- _Task details_
Every single record needs to be restated word for word.

- _Raw data_
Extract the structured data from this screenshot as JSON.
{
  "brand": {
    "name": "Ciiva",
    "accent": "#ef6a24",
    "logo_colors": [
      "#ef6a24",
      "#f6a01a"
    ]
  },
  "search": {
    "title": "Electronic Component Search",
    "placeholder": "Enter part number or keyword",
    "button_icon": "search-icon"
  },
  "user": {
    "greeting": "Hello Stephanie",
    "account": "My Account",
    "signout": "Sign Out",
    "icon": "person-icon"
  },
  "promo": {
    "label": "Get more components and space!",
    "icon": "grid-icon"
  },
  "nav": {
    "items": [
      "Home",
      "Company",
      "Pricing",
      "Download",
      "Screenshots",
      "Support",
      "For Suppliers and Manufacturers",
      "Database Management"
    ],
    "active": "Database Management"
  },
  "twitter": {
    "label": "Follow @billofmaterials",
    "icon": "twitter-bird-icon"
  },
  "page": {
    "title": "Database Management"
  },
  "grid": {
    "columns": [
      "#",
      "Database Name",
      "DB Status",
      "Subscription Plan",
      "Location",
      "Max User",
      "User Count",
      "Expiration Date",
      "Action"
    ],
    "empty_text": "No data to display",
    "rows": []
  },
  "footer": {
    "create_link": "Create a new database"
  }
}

- _Completed task_
Extract the structured data from this screenshot as JSON.
{
  "brand": {
    "name": "Ciiva",
    "accent": "#ef6a24",
    "logo_colors": [
      "#ef6a24",
      "#f6a01a"
    ]
  },
  "search": {
    "title": "Electronic Component Search",
    "placeholder": "Enter part number or keyword",
    "button_icon": "search-icon"
  },
  "user": {
    "greeting": "Hello Stephanie",
    "account": "My Account",
    "signout": "Sign Out",
    "icon": "person-icon"
  },
  "promo": {
    "label": "Get more components and space!",
    "icon": "grid-icon"
  },
  "nav": {
    "items": [
      "Home",
      "Company",
      "Pricing",
      "Download",
      "Screenshots",
      "Support",
      "For Suppliers and Manufacturers",
      "Database Management"
    ],
    "active": "Database Management"
  },
  "twitter": {
    "label": "Follow @billofmaterials",
    "icon": "twitter-bird-icon"
  },
  "page": {
    "title": "Database Management"
  },
  "grid": {
    "columns": [
      "#",
      "Database Name",
      "DB Status",
      "Subscription Plan",
      "Location",
      "Max User",
      "User Count",
      "Expiration Date",
      "Action"
    ],
    "empty_text": "No data to display",
    "rows": []
  },
  "footer": {
    "create_link": "Create a new database"
  }
}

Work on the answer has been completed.